A recent survey of third- and fourth-year medical students revealed that their intention to practice in underserved areas is influenced by factors such as growing up in medically underserved settings, previous work experience in religiously affiliated organizations, a very strong sense of calling, and high medical school social mission scores.1
“Caring for the medically underserved remains a pressing need in our shifting healthcare environment,” says John D. Yoon, MD, one of the study’s authors. Yoon is associate program director of the internal medicine residency program at Mercy Hospital and Medical Center in Chicago, and associate faculty of the MacLean Center for Clinical Medical Ethics at the University of Chicago.
Of the 474 students who responded to a follow-up survey, 34% had an intention to practice among the underserved.
“The ability of physicians to derive intrinsic meaning from their work may be an important factor influencing long-term workforce retention when caring for the underserved,” says Yoon.
Physicians will encounter challenges that test their commitment.

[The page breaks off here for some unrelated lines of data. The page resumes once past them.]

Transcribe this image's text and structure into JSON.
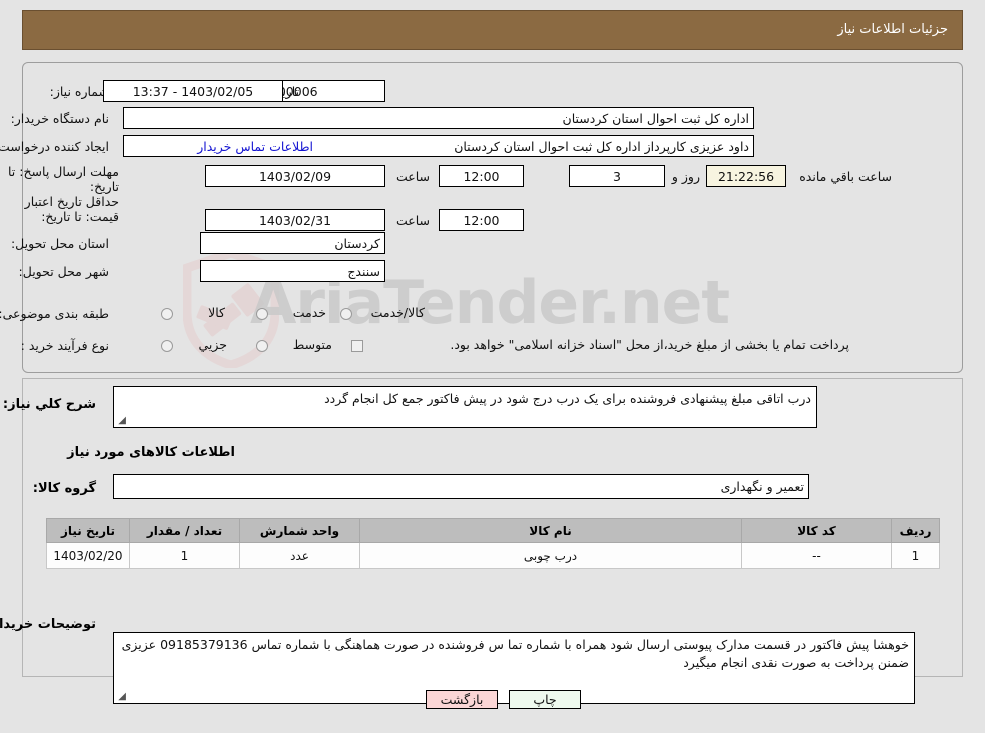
{
  "header": {
    "title": "جزئیات اطلاعات نیاز"
  },
  "watermark": {
    "text": "AriaTender.net",
    "shield_color": "#e3b6b6"
  },
  "form": {
    "need_number_label": "شماره نیاز:",
    "need_number_value": "1103003241000006",
    "public_announce_label": "تاریخ و ساعت اعلان عمومی:",
    "public_announce_value": "13:37 - 1403/02/05",
    "buyer_org_label": "نام دستگاه خریدار:",
    "buyer_org_value": "اداره کل ثبت احوال استان کردستان",
    "requester_label": "ایجاد کننده درخواست:",
    "requester_value": "داود عزیزی کارپرداز اداره کل ثبت احوال استان کردستان",
    "contact_link": "اطلاعات تماس خریدار",
    "reply_deadline_label": "مهلت ارسال پاسخ: تا تاریخ:",
    "reply_deadline_date": "1403/02/09",
    "reply_deadline_hour_label": "ساعت",
    "reply_deadline_time": "12:00",
    "countdown_days": "3",
    "countdown_days_sep": "روز و",
    "countdown_clock": "21:22:56",
    "countdown_suffix": "ساعت باقي مانده",
    "price_validity_label": "حداقل تاریخ اعتبار قیمت: تا تاریخ:",
    "price_validity_date": "1403/02/31",
    "price_validity_hour_label": "ساعت",
    "price_validity_time": "12:00",
    "delivery_province_label": "استان محل تحویل:",
    "delivery_province_value": "کردستان",
    "delivery_city_label": "شهر محل تحویل:",
    "delivery_city_value": "سنندج",
    "category_label": "طبقه بندی موضوعی:",
    "category_options": [
      "کالا",
      "خدمت",
      "کالا/خدمت"
    ],
    "process_type_label": "نوع فرآیند خرید :",
    "process_type_options": [
      "جزیي",
      "متوسط"
    ],
    "treasury_note": "پرداخت تمام یا بخشی از مبلغ خرید،از محل \"اسناد خزانه اسلامی\" خواهد بود."
  },
  "description": {
    "label": "شرح کلي نیاز:",
    "value": "درب اتاقی  مبلغ پیشنهادی فروشنده برای یک درب درج شود در پیش فاکتور جمع کل انجام گردد"
  },
  "goods_section": {
    "heading": "اطلاعات کالاهای مورد نیاز",
    "group_label": "گروه کالا:",
    "group_value": "تعمیر و نگهداری"
  },
  "items_table": {
    "columns": [
      "ردیف",
      "کد کالا",
      "نام کالا",
      "واحد شمارش",
      "تعداد / مقدار",
      "تاریخ نیاز"
    ],
    "rows": [
      {
        "row": "1",
        "code": "--",
        "name": "درب چوبی",
        "unit": "عدد",
        "qty": "1",
        "need_date": "1403/02/20"
      }
    ]
  },
  "buyer_notes": {
    "label": "توضیحات خریدار:",
    "value": "خوهشا پیش فاکتور در قسمت مدارک پیوستی ارسال شود همراه با  شماره تما س فروشنده  در صورت هماهنگی با شماره تماس 09185379136 عزیزی ضمنن پرداخت به صورت نقدی انجام میگیرد"
  },
  "footer": {
    "print_label": "چاپ",
    "back_label": "بازگشت"
  }
}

These include high educational debt, lack of positive role models, and exposure during training to the often chaotic work environments of underresourced clinics and hospitals.
“When push comes to shove, physicians will by default rely on their deepest commitments and their inner resources,” says Yoon.
The study is part of the University of Chicago’s Project on the Good Physician, a research initiative on the ethical and professional development of physicians in training.
“A growing number of critics argue that conventional, didactic approaches fall far short of helping physicians develop the moral characteristics essential for good medical practice,” says Yoon.
In this particular study, the researchers wanted to learn more about how a medical student becomes a physician “who finds enduring meaning and intrinsic reward in the sort of clinical practice that meets the pressing needs of the United States public,” says Yoon.
The researchers noticed a “glaring gap” in the medical literature on the role of religion and spirituality. “We did find that more religious medical students were more likely to report intentions to enter primary care in underserved settings,” says Yoon.
However, the majority of medical students have no intentions of practicing among the underserved. This is the case despite a physician shortage that disproportionately affects this population.
“Our study highlights the important role that institutional cultures of academic medical centers might have in training the kind of physicians who are committed to caring for the underserved,” concludes Yoon.
Physicians strongly committed to caring for the underserved act as role models for trainees. “I suspect that these cultures will have an immense long-term influence on whether trainees choose careers that care for the underserved,” says Yoon.
1. O’Connell TF, Ham SA, Hart TG, et al. A national longitudinal survey of medical students’ intentions to practice among the underserved. Acad Med 2018; 93(1):90-97.
• John D. Yoon, MD, Associate Faculty, MacLean Center for Clinical Medical Ethics, University of Chicago. Phone: (773)702-5197. Email: firstname.lastname@example.org.